**Assigned task**
Could you find each line of the data below that contains the word "name" and copy those lines?

**Available data**

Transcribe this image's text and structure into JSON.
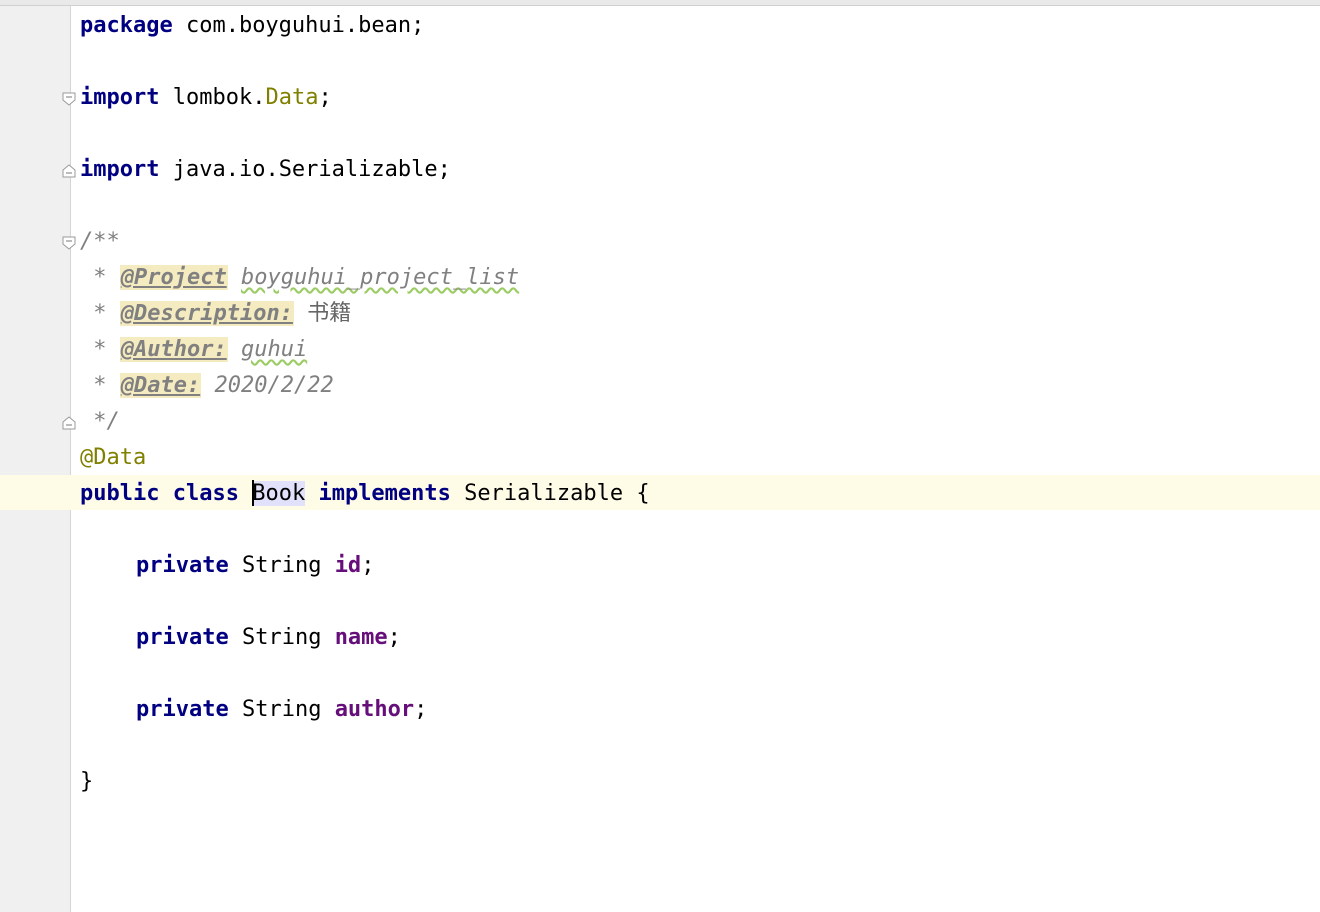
{
  "editor": {
    "language": "java",
    "lines": {
      "l1": {
        "kw": "package",
        "rest": " com.boyguhui.bean;"
      },
      "l3": {
        "kw": "import",
        "pkg": " lombok.",
        "cls": "Data",
        "end": ";"
      },
      "l5": {
        "kw": "import",
        "rest": " java.io.Serializable;"
      },
      "l7": {
        "text": "/**"
      },
      "l8": {
        "star": " * ",
        "tag": "@Project",
        "val": "boyguhui_project_list"
      },
      "l9": {
        "star": " * ",
        "tag": "@Description:",
        "val": "书籍"
      },
      "l10": {
        "star": " * ",
        "tag": "@Author:",
        "val": "guhui"
      },
      "l11": {
        "star": " * ",
        "tag": "@Date:",
        "val": "2020/2/22"
      },
      "l12": {
        "text": " */"
      },
      "l13": {
        "ann": "@Data"
      },
      "l14": {
        "kw1": "public",
        "kw2": "class",
        "name": "Book",
        "kw3": "implements",
        "iface": "Serializable {"
      },
      "l16": {
        "kw": "private",
        "type": " String ",
        "field": "id",
        "end": ";"
      },
      "l18": {
        "kw": "private",
        "type": " String ",
        "field": "name",
        "end": ";"
      },
      "l20": {
        "kw": "private",
        "type": " String ",
        "field": "author",
        "end": ";"
      },
      "l22": {
        "text": "}"
      }
    }
  },
  "colors": {
    "keyword": "#000080",
    "annotation": "#808000",
    "field": "#660e7a",
    "comment": "#808080",
    "current_line": "#fefbe6",
    "gutter": "#f0f0f0"
  }
}
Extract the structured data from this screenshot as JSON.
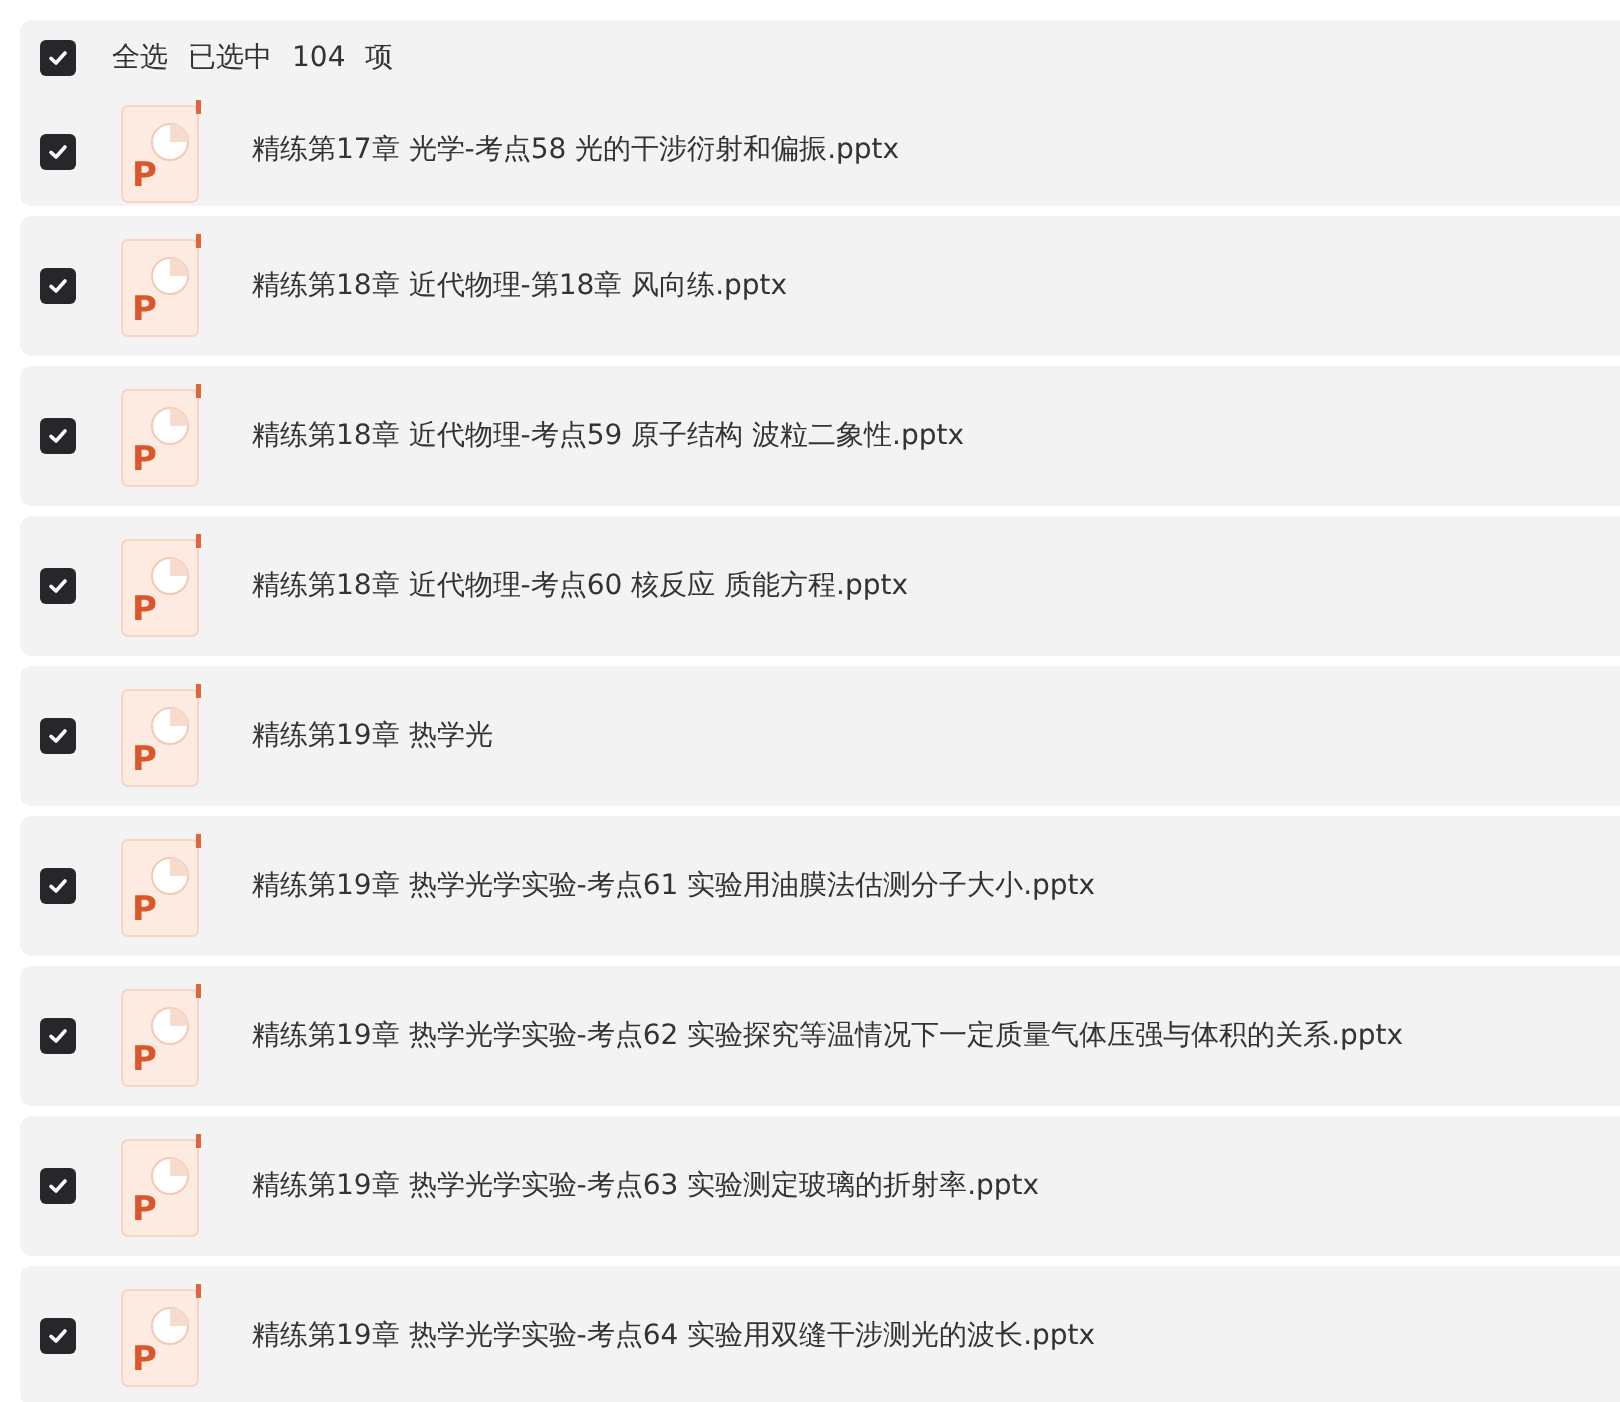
{
  "select_all": {
    "checked": true,
    "label": "全选",
    "selected_text": "已选中",
    "count": "104",
    "unit": "项"
  },
  "files": [
    {
      "name": "精练第17章 光学-考点58 光的干涉衍射和偏振.pptx",
      "checked": true,
      "icon_label": "P"
    },
    {
      "name": "精练第18章 近代物理-第18章 风向练.pptx",
      "checked": true,
      "icon_label": "P"
    },
    {
      "name": "精练第18章 近代物理-考点59 原子结构 波粒二象性.pptx",
      "checked": true,
      "icon_label": "P"
    },
    {
      "name": "精练第18章 近代物理-考点60 核反应 质能方程.pptx",
      "checked": true,
      "icon_label": "P"
    },
    {
      "name": "精练第19章 热学光",
      "checked": true,
      "icon_label": "P"
    },
    {
      "name": "精练第19章 热学光学实验-考点61 实验用油膜法估测分子大小.pptx",
      "checked": true,
      "icon_label": "P"
    },
    {
      "name": "精练第19章 热学光学实验-考点62 实验探究等温情况下一定质量气体压强与体积的关系.pptx",
      "checked": true,
      "icon_label": "P"
    },
    {
      "name": "精练第19章 热学光学实验-考点63 实验测定玻璃的折射率.pptx",
      "checked": true,
      "icon_label": "P"
    },
    {
      "name": "精练第19章 热学光学实验-考点64 实验用双缝干涉测光的波长.pptx",
      "checked": true,
      "icon_label": "P"
    }
  ]
}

**Task result**
        "name": "Book",
        "field": "name",
      "name": "精练第17章 光学-考点58 光的干涉衍射和偏振.pptx",
      "name": "精练第18章 近代物理-第18章 风向练.pptx",
      "name": "精练第18章 近代物理-考点59 原子结构 波粒二象性.pptx",
      "name": "精练第18章 近代物理-考点60 核反应 质能方程.pptx",
      "name": "精练第19章 热学光",
      "name": "精练第19章 热学光学实验-考点61 实验用油膜法估测分子大小.pptx",
      "name": "精练第19章 热学光学实验-考点62 实验探究等温情况下一定质量气体压强与体积的关系.pptx",
      "name": "精练第19章 热学光学实验-考点63 实验测定玻璃的折射率.pptx",
      "name": "精练第19章 热学光学实验-考点64 实验用双缝干涉测光的波长.pptx",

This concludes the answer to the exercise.